  • Zappa (2017) addresses the need for art therapists to challenge social structures that perpetuate harm toward gender-independent people, particularly in research through the pathologization of gender. Zappa introduces a queer intersectional framework of art therapy that critically examines the language we use to disrupt a social hierarchy of gender.
    Zappa, A. (2017). Beyond erasure: The ethics of art therapy research with trans and gender independent people. Journal of the American Art Therapy Association, 34(3), 129-134.
  • Kaiser (2017) examines how institutions, laws, and public policy enact trauma on people who seek mental health services. She advocates for structural competency as a framework for understanding systems of privilege and domination at the expense of vulnerable communities.
    Kaiser, D.H. (2017). What do structural racism and oppression have to do with scholarship, research, and practice in art therapy? Journal of the American Art Therapy Association, 34(4), 154-156.
  • U.S. settler sovereignty has caused severe trauma to Indigenous communities through physical and psychological exploitation, displacement, and genocide. Supporting individuals impacted by colonialism requires more than the emancipation of the mind to alleviate suffering; it requires total repatriation of Indigenous land and life (Tuck & Yang, 2012), which is an intrinsically political task.
    Tuck, E., & Yang, K.W. (2012). Decolonization is not a metaphor. Decolonization: Indigeneity, Education & Society, 1(1), 1-40.
  • Gorski and Goodman (2015) write that a decolonizing view of counseling and psychology “pushes us to gaze up at the power hierarchy, where inequalities are embedded in systems and structures that privilege the few at the expense of the many” (p. 7). As professionals working with individuals and communities whose concerns result from social exclusion or political disenfranchisement, it is critical that practitioners engage with these larger systemic issues.
    Gorski, P., & Goodman, R.D. (2015). Introduction: Toward a decolonized multicultural counseling and psychology. In P. Gorksi & R.D. Goodman (Eds.), Decolonizing “multicultural” counseling through social justice. New York, NY: Springer.

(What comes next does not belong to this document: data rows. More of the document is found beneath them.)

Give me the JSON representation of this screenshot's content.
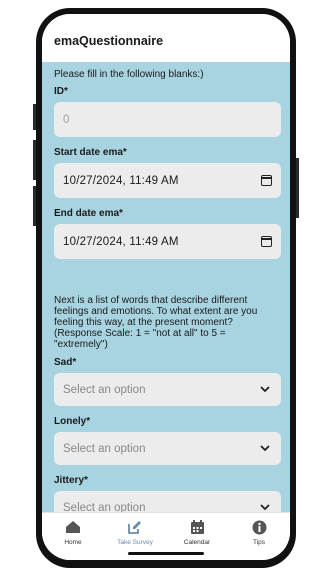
{
  "app": {
    "title": "emaQuestionnaire"
  },
  "form": {
    "intro": "Please fill in the following blanks:)",
    "id": {
      "label": "ID*",
      "placeholder": "0"
    },
    "start_date": {
      "label": "Start date ema*",
      "value": "10/27/2024, 11:49 AM"
    },
    "end_date": {
      "label": "End date ema*",
      "value": "10/27/2024, 11:49 AM"
    },
    "instructions": [
      "Next is a list of words that describe different",
      "feelings and emotions. To what extent are you",
      "feeling this way, at the present moment?",
      "(Response Scale: 1 = \"not at all\" to 5 =",
      "\"extremely\")"
    ],
    "questions": [
      {
        "label": "Sad*",
        "placeholder": "Select an option"
      },
      {
        "label": "Lonely*",
        "placeholder": "Select an option"
      },
      {
        "label": "Jittery*",
        "placeholder": "Select an option"
      }
    ]
  },
  "tabs": [
    {
      "label": "Home",
      "icon": "home-icon",
      "active": false
    },
    {
      "label": "Take Survey",
      "icon": "edit-icon",
      "active": true
    },
    {
      "label": "Calendar",
      "icon": "calendar-icon",
      "active": false
    },
    {
      "label": "Tips",
      "icon": "info-icon",
      "active": false
    }
  ],
  "colors": {
    "content_bg": "#a8d4e1",
    "input_bg": "#ececec",
    "active_tab": "#6b8aa8"
  }
}
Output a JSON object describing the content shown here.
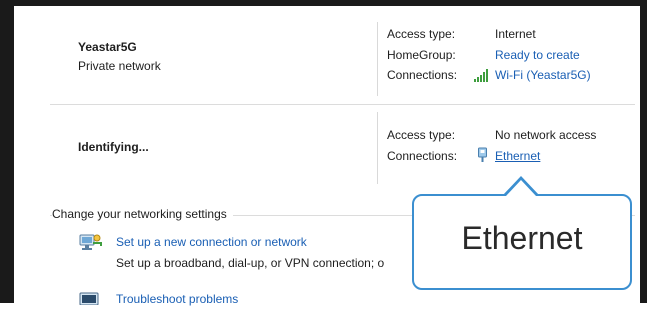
{
  "networks": [
    {
      "name": "Yeastar5G",
      "category": "Private network",
      "access_type_label": "Access type:",
      "access_type_value": "Internet",
      "homegroup_label": "HomeGroup:",
      "homegroup_value": "Ready to create",
      "connections_label": "Connections:",
      "connections_value": "Wi-Fi (Yeastar5G)"
    },
    {
      "name": "Identifying...",
      "access_type_label": "Access type:",
      "access_type_value": "No network access",
      "connections_label": "Connections:",
      "connections_value": "Ethernet"
    }
  ],
  "settings": {
    "title": "Change your networking settings",
    "tasks": [
      {
        "link": "Set up a new connection or network",
        "desc": "Set up a broadband, dial-up, or VPN connection; o"
      },
      {
        "link": "Troubleshoot problems"
      }
    ]
  },
  "callout": {
    "text": "Ethernet",
    "border_color": "#3b8fd0"
  },
  "colors": {
    "link": "#1a5fb4",
    "wifi_signal": "#3e9e3e"
  }
}
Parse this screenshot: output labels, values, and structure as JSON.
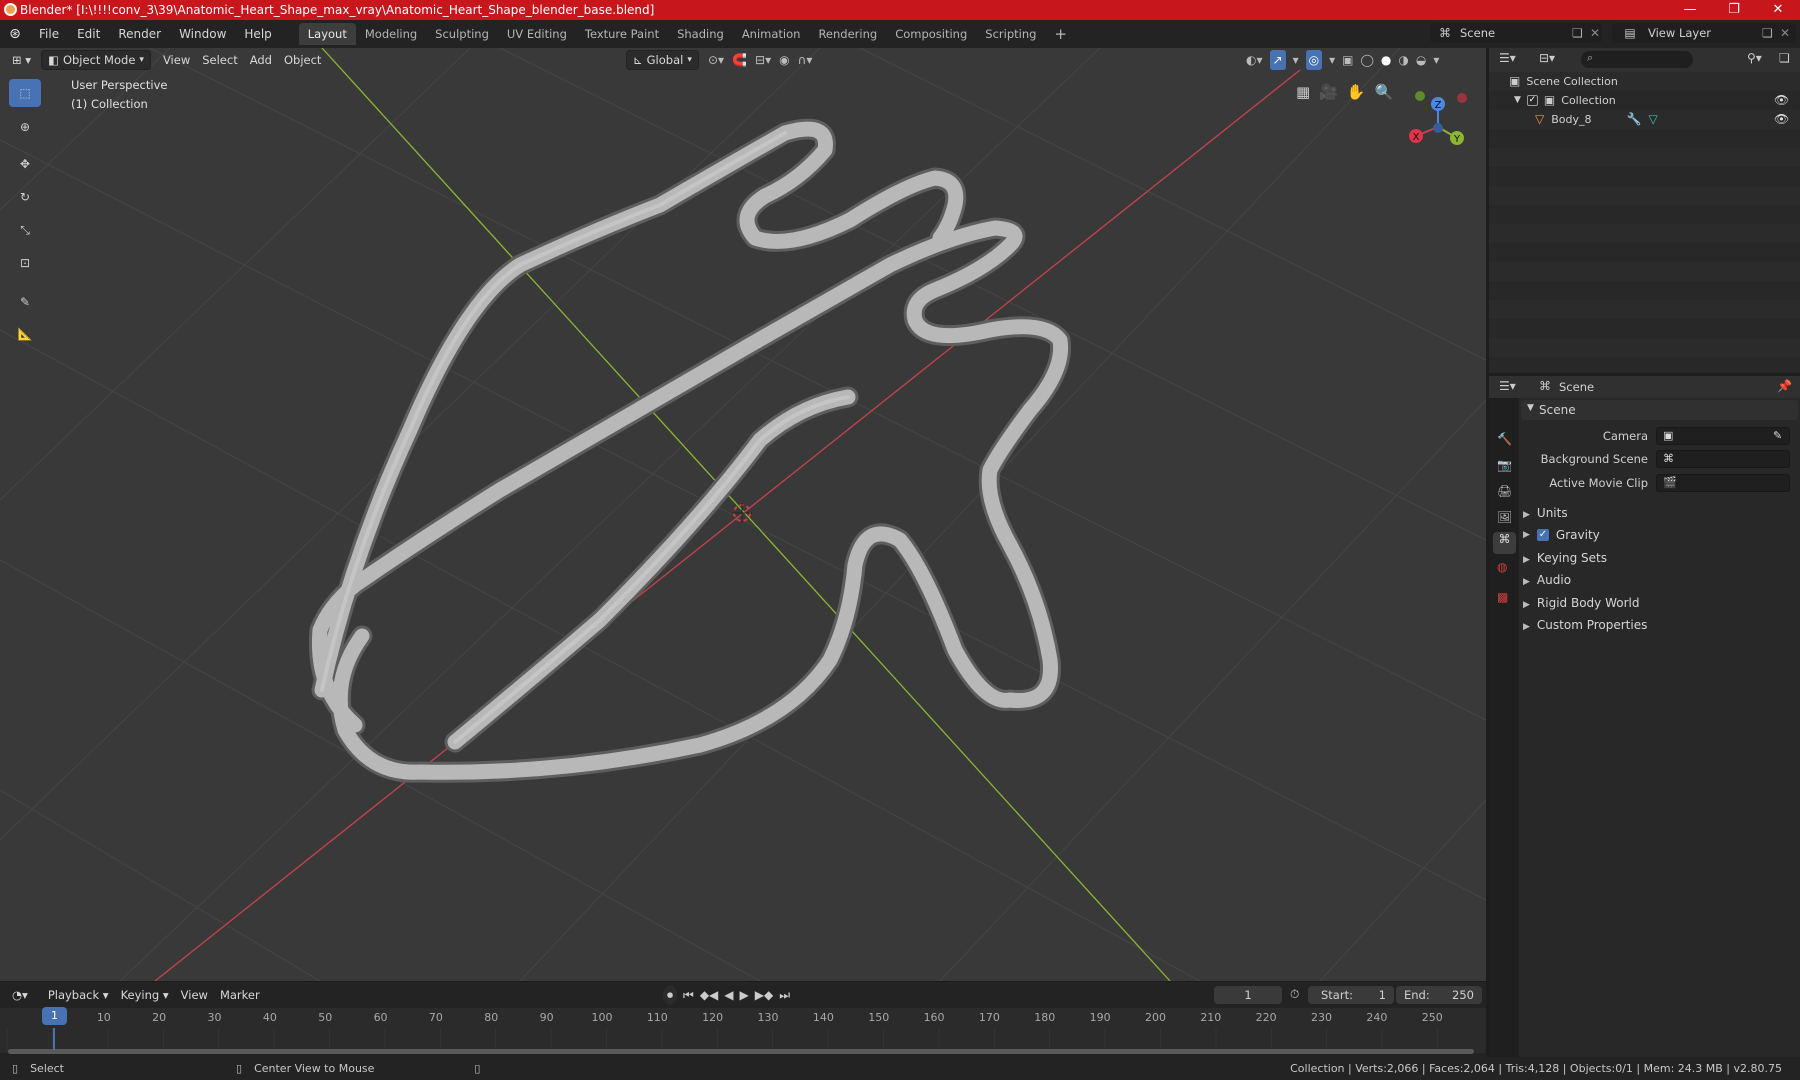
{
  "window": {
    "title": "Blender* [I:\\!!!!conv_3\\39\\Anatomic_Heart_Shape_max_vray\\Anatomic_Heart_Shape_blender_base.blend]",
    "minimize": "—",
    "maximize": "❐",
    "close": "✕"
  },
  "menubar": {
    "menus": [
      "File",
      "Edit",
      "Render",
      "Window",
      "Help"
    ],
    "workspaces": [
      "Layout",
      "Modeling",
      "Sculpting",
      "UV Editing",
      "Texture Paint",
      "Shading",
      "Animation",
      "Rendering",
      "Compositing",
      "Scripting"
    ],
    "active_workspace": "Layout",
    "add_workspace": "+",
    "scene": "Scene",
    "view_layer": "View Layer"
  },
  "viewport_header": {
    "mode": "Object Mode",
    "menus": [
      "View",
      "Select",
      "Add",
      "Object"
    ],
    "orientation": "Global"
  },
  "viewport": {
    "perspective": "User Perspective",
    "collection": "(1) Collection",
    "gizmo_axes": [
      "X",
      "Y",
      "Z"
    ],
    "colors": {
      "x_axis": "#c8424e",
      "y_axis": "#8db432",
      "z_axis": "#4c88e0",
      "tube": "#b8b8b8",
      "background": "#393939"
    }
  },
  "toolbar": {
    "tools": [
      "select-box-icon",
      "cursor-icon",
      "move-icon",
      "rotate-icon",
      "scale-icon",
      "transform-icon",
      "annotate-icon",
      "measure-icon"
    ]
  },
  "outliner": {
    "root": "Scene Collection",
    "collection": "Collection",
    "object": "Body_8"
  },
  "properties": {
    "header": "Scene",
    "panel_title": "Scene",
    "camera_label": "Camera",
    "background_scene_label": "Background Scene",
    "active_movie_clip_label": "Active Movie Clip",
    "sections": [
      "Units",
      "Gravity",
      "Keying Sets",
      "Audio",
      "Rigid Body World",
      "Custom Properties"
    ],
    "gravity_checked": true
  },
  "timeline": {
    "menus": [
      "Playback",
      "Keying",
      "View",
      "Marker"
    ],
    "current_frame": "1",
    "start_label": "Start:",
    "start": "1",
    "end_label": "End:",
    "end": "250",
    "ticks": [
      "1",
      "10",
      "20",
      "30",
      "40",
      "50",
      "60",
      "70",
      "80",
      "90",
      "100",
      "110",
      "120",
      "130",
      "140",
      "150",
      "160",
      "170",
      "180",
      "190",
      "200",
      "210",
      "220",
      "230",
      "240",
      "250"
    ]
  },
  "statusbar": {
    "select": "Select",
    "center_view": "Center View to Mouse",
    "stats": "Collection | Verts:2,066 | Faces:2,064 | Tris:4,128 | Objects:0/1 | Mem: 24.3 MB | v2.80.75"
  }
}
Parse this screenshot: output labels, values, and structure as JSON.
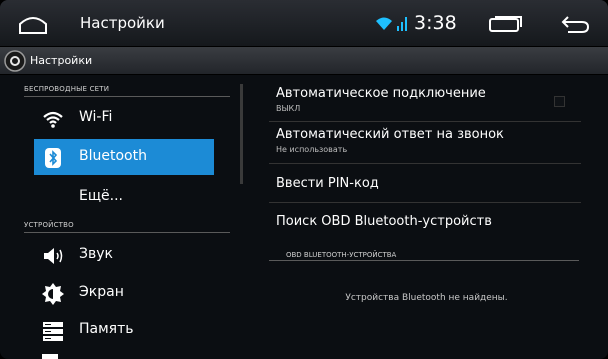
{
  "statusbar": {
    "title": "Настройки",
    "time": "3:38",
    "icons": [
      "home-icon",
      "wifi-icon",
      "signal-icon",
      "recent-apps-icon",
      "back-icon"
    ],
    "accent": "#1c8bd6"
  },
  "actionbar": {
    "title": "Настройки",
    "icon": "settings-app-icon"
  },
  "sidebar": {
    "section_wireless": "БЕСПРОВОДНЫЕ СЕТИ",
    "section_device": "УСТРОЙСТВО",
    "items": [
      {
        "label": "Wi-Fi",
        "icon": "wifi-icon"
      },
      {
        "label": "Bluetooth",
        "icon": "bluetooth-icon",
        "active": true
      },
      {
        "label": "Ещё...",
        "icon": ""
      },
      {
        "label": "Звук",
        "icon": "speaker-icon"
      },
      {
        "label": "Экран",
        "icon": "brightness-icon"
      },
      {
        "label": "Память",
        "icon": "storage-icon"
      }
    ]
  },
  "main": {
    "prefs": [
      {
        "title": "Автоматическое подключение",
        "summary": "ВЫКЛ"
      },
      {
        "title": "Автоматический ответ на звонок",
        "summary": "Не использовать"
      },
      {
        "title": "Ввести PIN-код",
        "summary": ""
      },
      {
        "title": "Поиск OBD Bluetooth-устройств",
        "summary": ""
      }
    ],
    "obd_header": "OBD BLUETOOTH-УСТРОЙСТВА",
    "empty_message": "Устройства Bluetooth не найдены."
  }
}
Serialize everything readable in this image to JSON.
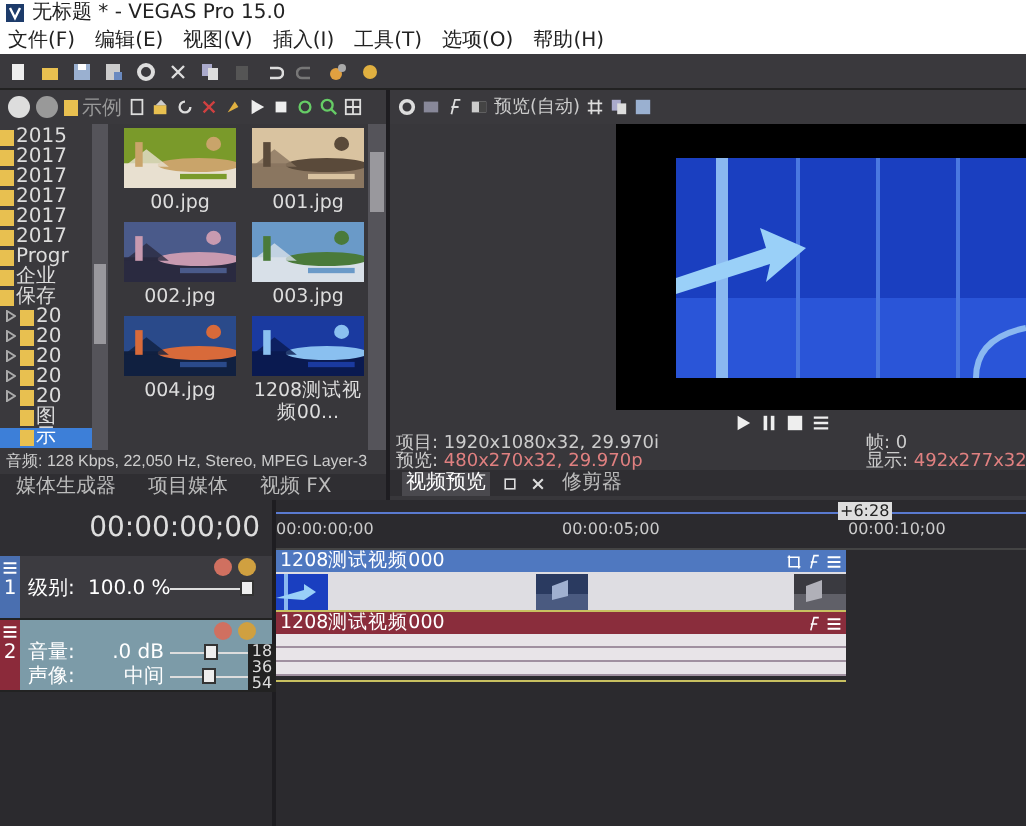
{
  "window": {
    "title": "无标题 * - VEGAS Pro 15.0"
  },
  "menu": [
    "文件(F)",
    "编辑(E)",
    "视图(V)",
    "插入(I)",
    "工具(T)",
    "选项(O)",
    "帮助(H)"
  ],
  "explorer": {
    "path": "示例",
    "folders": [
      {
        "label": "2015",
        "selected": false
      },
      {
        "label": "2017",
        "selected": false
      },
      {
        "label": "2017",
        "selected": false
      },
      {
        "label": "2017",
        "selected": false
      },
      {
        "label": "2017",
        "selected": false
      },
      {
        "label": "2017",
        "selected": false
      },
      {
        "label": "Progr",
        "selected": false
      },
      {
        "label": "企业",
        "selected": false
      },
      {
        "label": "保存",
        "selected": false,
        "children": [
          {
            "label": "20",
            "collapsed": true,
            "selected": false
          },
          {
            "label": "20",
            "collapsed": true,
            "selected": false
          },
          {
            "label": "20",
            "collapsed": true,
            "selected": false
          },
          {
            "label": "20",
            "collapsed": true,
            "selected": false
          },
          {
            "label": "20",
            "collapsed": true,
            "selected": false
          },
          {
            "label": "图",
            "collapsed": false,
            "selected": false
          },
          {
            "label": "示",
            "collapsed": false,
            "selected": true
          }
        ]
      }
    ],
    "files": [
      {
        "name": "00.jpg",
        "kind": "picture"
      },
      {
        "name": "001.jpg",
        "kind": "picture"
      },
      {
        "name": "002.jpg",
        "kind": "picture"
      },
      {
        "name": "003.jpg",
        "kind": "picture"
      },
      {
        "name": "004.jpg",
        "kind": "picture"
      },
      {
        "name": "1208测试视频00...",
        "kind": "picture"
      }
    ],
    "status": "音频: 128 Kbps, 22,050 Hz, Stereo, MPEG Layer-3",
    "tabs": [
      {
        "label": "媒体生成器",
        "selected": false
      },
      {
        "label": "项目媒体",
        "selected": false
      },
      {
        "label": "视频 FX",
        "selected": false
      }
    ]
  },
  "preview": {
    "mode": "预览(自动)",
    "project": "项目: 1920x1080x32, 29.970i",
    "preview_label": "预览:",
    "preview_value": "480x270x32, 29.970p",
    "frame_label": "帧:",
    "frame_value": "0",
    "display_label": "显示:",
    "display_value": "492x277x32",
    "tabs": [
      {
        "label": "视频预览",
        "selected": true
      },
      {
        "label": "修剪器",
        "selected": false
      }
    ]
  },
  "timeline": {
    "time": "00:00:00;00",
    "marker": "+6:28",
    "ruler": [
      "00:00:00;00",
      "00:00:05;00",
      "00:00:10;00"
    ],
    "tracks": [
      {
        "kind": "video",
        "number": "1",
        "params": [
          {
            "label": "级别:",
            "value": "100.0 %",
            "level": 1.0
          }
        ],
        "clip": "1208测试视频000"
      },
      {
        "kind": "audio",
        "number": "2",
        "params": [
          {
            "label": "音量:",
            "value": ".0 dB",
            "level": 0.55
          },
          {
            "label": "声像:",
            "value": "中间",
            "level": 0.5
          }
        ],
        "meter": [
          "18",
          "36",
          "54"
        ],
        "clip": "1208测试视频000"
      }
    ]
  }
}
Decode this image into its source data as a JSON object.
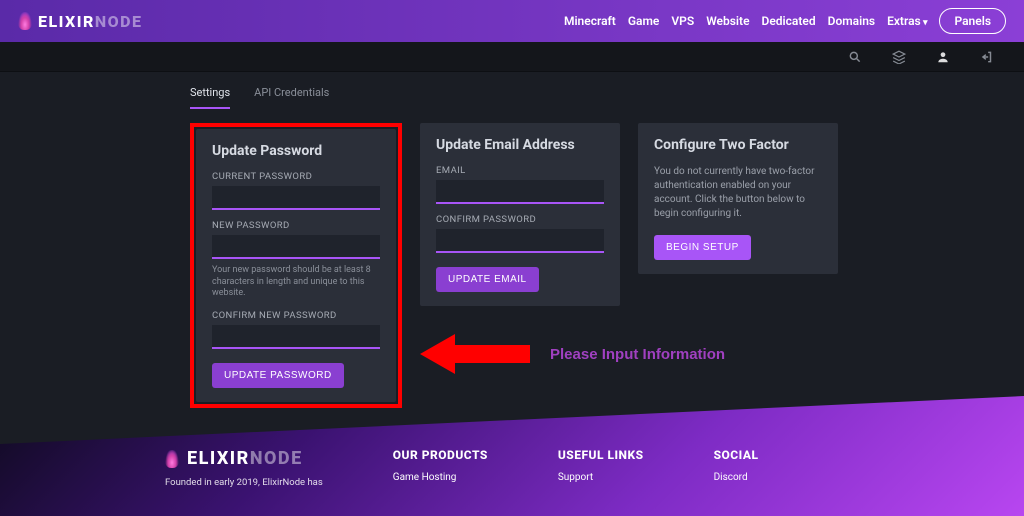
{
  "brand": {
    "main": "ELIXIR",
    "dim": "NODE"
  },
  "nav": {
    "items": [
      "Minecraft",
      "Game",
      "VPS",
      "Website",
      "Dedicated",
      "Domains",
      "Extras"
    ],
    "panels": "Panels"
  },
  "tabs": {
    "settings": "Settings",
    "api": "API Credentials"
  },
  "password_card": {
    "title": "Update Password",
    "current_label": "CURRENT PASSWORD",
    "new_label": "NEW PASSWORD",
    "hint": "Your new password should be at least 8 characters in length and unique to this website.",
    "confirm_label": "CONFIRM NEW PASSWORD",
    "button": "UPDATE PASSWORD"
  },
  "email_card": {
    "title": "Update Email Address",
    "email_label": "EMAIL",
    "confirm_label": "CONFIRM PASSWORD",
    "button": "UPDATE EMAIL"
  },
  "twofactor_card": {
    "title": "Configure Two Factor",
    "desc": "You do not currently have two-factor authentication enabled on your account. Click the button below to begin configuring it.",
    "button": "BEGIN SETUP"
  },
  "annotation": {
    "text": "Please Input Information"
  },
  "footer": {
    "brand_desc": "Founded in early 2019, ElixirNode has",
    "products_title": "OUR PRODUCTS",
    "products_first": "Game Hosting",
    "links_title": "USEFUL LINKS",
    "links_first": "Support",
    "social_title": "SOCIAL",
    "social_first": "Discord"
  }
}
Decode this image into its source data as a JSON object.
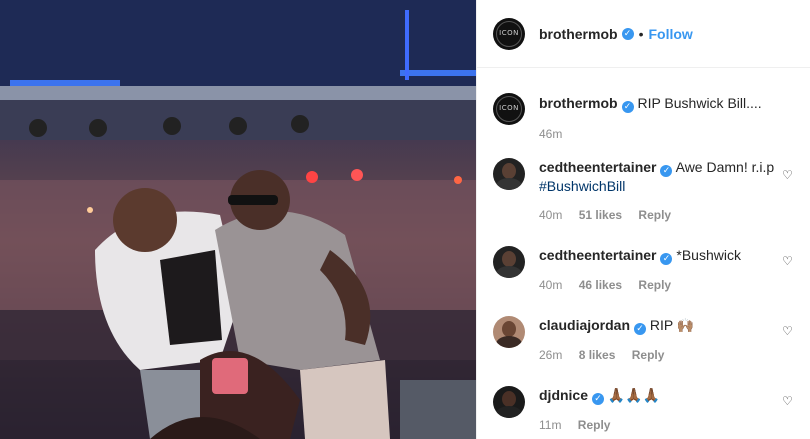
{
  "post": {
    "author": "brothermob",
    "follow_label": "Follow",
    "separator": "•",
    "caption": "RIP Bushwick Bill....",
    "caption_time": "46m"
  },
  "comments": [
    {
      "user": "cedtheentertainer",
      "text": "Awe Damn! r.i.p ",
      "hashtag": "#BushwichBill",
      "time": "40m",
      "likes": "51 likes",
      "reply": "Reply"
    },
    {
      "user": "cedtheentertainer",
      "text": "*Bushwick",
      "time": "40m",
      "likes": "46 likes",
      "reply": "Reply"
    },
    {
      "user": "claudiajordan",
      "text": "RIP 🙌🏽",
      "time": "26m",
      "likes": "8 likes",
      "reply": "Reply"
    },
    {
      "user": "djdnice",
      "text": "🙏🏾🙏🏾🙏🏾",
      "time": "11m",
      "reply": "Reply"
    }
  ],
  "icons": {
    "verified": "verified-badge-icon",
    "heart": "heart-outline-icon",
    "avatar_mark": "ICON"
  },
  "colors": {
    "link": "#3897f0",
    "muted": "#8e8e8e",
    "hashtag": "#003569"
  }
}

  • Corey et al. (2015) explain that counselors have an ethical and moral responsibility to advocate for social justice beyond the walls of our counseling sessions. Providing emotional support is crucial, but does little to change the conditions that affect vulnerable communities. Corey et al. (2015) write about how the community mental health movement advocates to change conditions that affect people, rather than focusing on changing the people who are affected.
    Corey, G., Corey, M.S., Corey, C., & Callanan, P. (2015). Issues and Ethics in the Helping Professions (9th ed). Stamford, CT: Cengage Learning.


As a psychotherapist, I am interested in art therapy as a restorative tool to self-soothe, increase insight using nonverbal expression, and expand imaginative capabilities within the self to thrive within oppressive systems. However, to me, creative practice is not crayons and markers. It is the dedicated effort to radically re-imagine our lives by critically engaging with the social and political material of our world. This is an effortful practice that requires deep imagination.